_TASK OBJECTIVE_:
In full and without alteration, write out the data below.

_RECORDS SUPPLIED_:
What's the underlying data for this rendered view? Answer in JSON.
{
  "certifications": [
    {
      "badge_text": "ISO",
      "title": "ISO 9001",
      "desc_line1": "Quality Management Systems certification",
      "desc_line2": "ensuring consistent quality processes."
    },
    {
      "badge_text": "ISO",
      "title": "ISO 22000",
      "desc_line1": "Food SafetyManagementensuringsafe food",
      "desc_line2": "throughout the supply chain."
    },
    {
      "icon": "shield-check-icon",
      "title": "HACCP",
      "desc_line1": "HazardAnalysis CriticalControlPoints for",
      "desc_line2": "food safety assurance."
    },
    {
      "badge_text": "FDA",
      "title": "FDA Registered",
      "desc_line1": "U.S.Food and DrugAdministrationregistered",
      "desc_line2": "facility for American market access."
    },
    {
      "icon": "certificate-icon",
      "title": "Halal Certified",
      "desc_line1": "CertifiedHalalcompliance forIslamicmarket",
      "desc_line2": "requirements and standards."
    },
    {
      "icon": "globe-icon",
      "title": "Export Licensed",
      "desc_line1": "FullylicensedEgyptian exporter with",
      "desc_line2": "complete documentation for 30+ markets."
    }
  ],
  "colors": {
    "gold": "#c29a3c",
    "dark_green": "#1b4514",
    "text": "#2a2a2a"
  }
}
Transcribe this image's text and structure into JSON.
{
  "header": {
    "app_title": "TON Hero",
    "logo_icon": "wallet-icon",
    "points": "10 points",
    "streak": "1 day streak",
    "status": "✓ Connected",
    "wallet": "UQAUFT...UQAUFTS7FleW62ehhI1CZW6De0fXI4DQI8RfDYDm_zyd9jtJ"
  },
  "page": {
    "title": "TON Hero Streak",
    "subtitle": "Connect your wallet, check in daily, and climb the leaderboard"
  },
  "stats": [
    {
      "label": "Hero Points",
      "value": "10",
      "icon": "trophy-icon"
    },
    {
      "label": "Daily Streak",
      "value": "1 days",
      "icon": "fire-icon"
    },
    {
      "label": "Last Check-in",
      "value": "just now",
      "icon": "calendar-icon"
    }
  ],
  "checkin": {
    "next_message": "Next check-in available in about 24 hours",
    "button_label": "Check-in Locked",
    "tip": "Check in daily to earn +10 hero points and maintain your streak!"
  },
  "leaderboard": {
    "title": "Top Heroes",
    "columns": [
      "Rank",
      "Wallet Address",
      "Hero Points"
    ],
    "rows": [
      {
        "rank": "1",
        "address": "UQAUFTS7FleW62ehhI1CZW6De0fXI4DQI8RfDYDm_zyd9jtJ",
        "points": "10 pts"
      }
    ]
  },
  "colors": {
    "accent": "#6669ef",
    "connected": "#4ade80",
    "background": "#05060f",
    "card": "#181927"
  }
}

_RESPONSE FOR THIS EXERCISE_:
What's the underlying data for this rendered view? Answer in JSON.
{
  "certifications": [
    {
      "badge_text": "ISO",
      "title": "ISO 9001",
      "desc_line1": "Quality Management Systems certification",
      "desc_line2": "ensuring consistent quality processes."
    },
    {
      "badge_text": "ISO",
      "title": "ISO 22000",
      "desc_line1": "Food SafetyManagementensuringsafe food",
      "desc_line2": "throughout the supply chain."
    },
    {
      "icon": "shield-check-icon",
      "title": "HACCP",
      "desc_line1": "HazardAnalysis CriticalControlPoints for",
      "desc_line2": "food safety assurance."
    },
    {
      "badge_text": "FDA",
      "title": "FDA Registered",
      "desc_line1": "U.S.Food and DrugAdministrationregistered",
      "desc_line2": "facility for American market access."
    },
    {
      "icon": "certificate-icon",
      "title": "Halal Certified",
      "desc_line1": "CertifiedHalalcompliance forIslamicmarket",
      "desc_line2": "requirements and standards."
    },
    {
      "icon": "globe-icon",
      "title": "Export Licensed",
      "desc_line1": "FullylicensedEgyptian exporter with",
      "desc_line2": "complete documentation for 30+ markets."
    }
  ],
  "colors": {
    "gold": "#c29a3c",
    "dark_green": "#1b4514",
    "text": "#2a2a2a"
  }
}
Transcribe this image's text and structure into JSON.
{
  "header": {
    "app_title": "TON Hero",
    "logo_icon": "wallet-icon",
    "points": "10 points",
    "streak": "1 day streak",
    "status": "✓ Connected",
    "wallet": "UQAUFT...UQAUFTS7FleW62ehhI1CZW6De0fXI4DQI8RfDYDm_zyd9jtJ"
  },
  "page": {
    "title": "TON Hero Streak",
    "subtitle": "Connect your wallet, check in daily, and climb the leaderboard"
  },
  "stats": [
    {
      "label": "Hero Points",
      "value": "10",
      "icon": "trophy-icon"
    },
    {
      "label": "Daily Streak",
      "value": "1 days",
      "icon": "fire-icon"
    },
    {
      "label": "Last Check-in",
      "value": "just now",
      "icon": "calendar-icon"
    }
  ],
  "checkin": {
    "next_message": "Next check-in available in about 24 hours",
    "button_label": "Check-in Locked",
    "tip": "Check in daily to earn +10 hero points and maintain your streak!"
  },
  "leaderboard": {
    "title": "Top Heroes",
    "columns": [
      "Rank",
      "Wallet Address",
      "Hero Points"
    ],
    "rows": [
      {
        "rank": "1",
        "address": "UQAUFTS7FleW62ehhI1CZW6De0fXI4DQI8RfDYDm_zyd9jtJ",
        "points": "10 pts"
      }
    ]
  },
  "colors": {
    "accent": "#6669ef",
    "connected": "#4ade80",
    "background": "#05060f",
    "card": "#181927"
  }
}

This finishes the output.